→ **Study material**:

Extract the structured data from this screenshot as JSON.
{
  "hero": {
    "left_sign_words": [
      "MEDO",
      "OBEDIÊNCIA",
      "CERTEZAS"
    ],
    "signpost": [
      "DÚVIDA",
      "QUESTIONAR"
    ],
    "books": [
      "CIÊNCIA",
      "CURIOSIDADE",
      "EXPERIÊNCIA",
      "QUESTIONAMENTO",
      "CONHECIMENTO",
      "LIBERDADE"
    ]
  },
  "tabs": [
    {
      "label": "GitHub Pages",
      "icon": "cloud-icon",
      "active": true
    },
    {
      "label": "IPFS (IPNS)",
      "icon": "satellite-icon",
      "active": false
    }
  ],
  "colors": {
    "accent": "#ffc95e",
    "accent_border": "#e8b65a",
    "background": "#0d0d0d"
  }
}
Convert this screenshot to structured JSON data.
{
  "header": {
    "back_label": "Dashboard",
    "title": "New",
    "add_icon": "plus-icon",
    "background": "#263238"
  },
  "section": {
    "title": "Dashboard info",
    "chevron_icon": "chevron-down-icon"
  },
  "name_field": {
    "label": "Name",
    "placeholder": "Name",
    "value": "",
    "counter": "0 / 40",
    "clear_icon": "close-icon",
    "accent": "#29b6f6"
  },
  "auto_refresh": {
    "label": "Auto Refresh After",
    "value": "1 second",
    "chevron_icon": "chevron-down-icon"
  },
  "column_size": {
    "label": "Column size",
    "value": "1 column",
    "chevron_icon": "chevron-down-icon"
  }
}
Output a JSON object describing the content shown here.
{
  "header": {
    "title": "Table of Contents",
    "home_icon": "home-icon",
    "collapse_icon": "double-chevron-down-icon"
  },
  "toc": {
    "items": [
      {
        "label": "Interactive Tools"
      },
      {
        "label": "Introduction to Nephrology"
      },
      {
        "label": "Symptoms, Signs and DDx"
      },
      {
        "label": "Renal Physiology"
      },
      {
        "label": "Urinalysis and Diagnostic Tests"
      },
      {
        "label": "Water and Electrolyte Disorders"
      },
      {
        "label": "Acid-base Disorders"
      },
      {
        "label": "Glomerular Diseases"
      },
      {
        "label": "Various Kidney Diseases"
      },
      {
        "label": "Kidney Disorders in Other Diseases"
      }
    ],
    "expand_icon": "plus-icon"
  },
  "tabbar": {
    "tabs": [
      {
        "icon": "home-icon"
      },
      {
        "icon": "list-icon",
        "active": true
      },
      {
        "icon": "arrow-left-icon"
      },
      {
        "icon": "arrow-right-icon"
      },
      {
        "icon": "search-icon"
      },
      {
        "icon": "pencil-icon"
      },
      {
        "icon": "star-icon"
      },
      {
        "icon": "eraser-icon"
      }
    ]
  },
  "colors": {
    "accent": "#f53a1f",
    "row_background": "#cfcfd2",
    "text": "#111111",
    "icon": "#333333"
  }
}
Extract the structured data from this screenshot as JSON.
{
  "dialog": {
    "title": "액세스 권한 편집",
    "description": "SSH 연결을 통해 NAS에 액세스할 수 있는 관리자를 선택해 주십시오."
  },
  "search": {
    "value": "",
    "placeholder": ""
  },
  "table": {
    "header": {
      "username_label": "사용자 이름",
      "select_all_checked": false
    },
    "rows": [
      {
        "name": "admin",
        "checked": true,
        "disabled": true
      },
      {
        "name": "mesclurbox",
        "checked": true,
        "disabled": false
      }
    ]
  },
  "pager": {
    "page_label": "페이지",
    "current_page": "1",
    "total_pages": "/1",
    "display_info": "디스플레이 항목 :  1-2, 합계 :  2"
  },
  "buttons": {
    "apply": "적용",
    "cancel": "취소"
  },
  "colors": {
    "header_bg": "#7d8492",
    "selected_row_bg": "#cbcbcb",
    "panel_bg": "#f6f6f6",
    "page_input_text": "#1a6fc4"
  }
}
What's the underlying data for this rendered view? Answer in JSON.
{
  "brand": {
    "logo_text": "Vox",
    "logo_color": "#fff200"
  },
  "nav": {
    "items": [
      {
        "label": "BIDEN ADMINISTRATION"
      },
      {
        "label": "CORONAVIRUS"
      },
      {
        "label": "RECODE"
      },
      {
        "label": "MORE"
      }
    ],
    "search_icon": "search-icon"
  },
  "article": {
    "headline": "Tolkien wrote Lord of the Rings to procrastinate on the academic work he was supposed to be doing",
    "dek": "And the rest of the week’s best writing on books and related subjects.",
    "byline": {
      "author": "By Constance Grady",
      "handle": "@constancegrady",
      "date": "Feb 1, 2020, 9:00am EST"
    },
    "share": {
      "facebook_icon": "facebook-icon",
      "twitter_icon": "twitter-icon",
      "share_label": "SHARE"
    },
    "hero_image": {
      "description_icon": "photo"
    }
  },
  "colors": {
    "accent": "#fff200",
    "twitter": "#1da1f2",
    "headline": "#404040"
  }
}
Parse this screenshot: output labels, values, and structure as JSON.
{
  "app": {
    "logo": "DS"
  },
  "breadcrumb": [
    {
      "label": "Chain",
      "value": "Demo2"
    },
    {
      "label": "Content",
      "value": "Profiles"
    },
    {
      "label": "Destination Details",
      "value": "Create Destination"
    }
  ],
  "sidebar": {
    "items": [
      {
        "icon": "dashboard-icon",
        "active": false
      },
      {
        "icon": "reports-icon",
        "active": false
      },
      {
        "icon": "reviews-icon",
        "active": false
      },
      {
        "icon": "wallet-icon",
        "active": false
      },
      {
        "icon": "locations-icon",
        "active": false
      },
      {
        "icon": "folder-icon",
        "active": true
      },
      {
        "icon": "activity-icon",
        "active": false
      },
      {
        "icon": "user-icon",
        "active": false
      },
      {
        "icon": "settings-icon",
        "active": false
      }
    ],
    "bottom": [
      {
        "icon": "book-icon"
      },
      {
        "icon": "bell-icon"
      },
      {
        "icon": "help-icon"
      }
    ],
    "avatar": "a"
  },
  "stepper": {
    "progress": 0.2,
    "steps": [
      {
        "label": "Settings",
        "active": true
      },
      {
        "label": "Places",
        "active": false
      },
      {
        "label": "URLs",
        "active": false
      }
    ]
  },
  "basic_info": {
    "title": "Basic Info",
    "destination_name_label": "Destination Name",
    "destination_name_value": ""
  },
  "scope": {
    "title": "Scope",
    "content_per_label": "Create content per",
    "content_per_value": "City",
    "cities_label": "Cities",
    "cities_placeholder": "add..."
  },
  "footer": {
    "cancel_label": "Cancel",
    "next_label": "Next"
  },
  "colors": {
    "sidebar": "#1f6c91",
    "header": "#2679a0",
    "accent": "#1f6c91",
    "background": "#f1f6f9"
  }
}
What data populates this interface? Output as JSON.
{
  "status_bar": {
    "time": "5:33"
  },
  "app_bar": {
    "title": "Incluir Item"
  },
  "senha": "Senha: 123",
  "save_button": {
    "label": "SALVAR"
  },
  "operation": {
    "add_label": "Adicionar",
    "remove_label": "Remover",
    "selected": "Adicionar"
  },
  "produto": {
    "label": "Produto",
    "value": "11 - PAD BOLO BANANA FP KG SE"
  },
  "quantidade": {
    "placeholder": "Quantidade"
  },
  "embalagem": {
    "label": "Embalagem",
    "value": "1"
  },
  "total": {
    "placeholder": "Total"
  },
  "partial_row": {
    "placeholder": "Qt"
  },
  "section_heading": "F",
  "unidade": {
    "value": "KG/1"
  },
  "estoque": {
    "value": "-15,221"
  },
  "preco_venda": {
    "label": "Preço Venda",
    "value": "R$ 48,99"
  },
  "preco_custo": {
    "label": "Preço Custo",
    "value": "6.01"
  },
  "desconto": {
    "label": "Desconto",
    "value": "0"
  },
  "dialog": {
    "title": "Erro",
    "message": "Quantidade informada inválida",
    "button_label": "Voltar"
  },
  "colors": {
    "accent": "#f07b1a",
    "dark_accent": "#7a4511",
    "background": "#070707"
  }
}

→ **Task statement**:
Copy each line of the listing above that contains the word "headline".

→ **Exercise solution**:
    "headline": "Tolkien wrote Lord of the Rings to procrastinate on the academic work he was supposed to be doing",
    "headline": "#404040"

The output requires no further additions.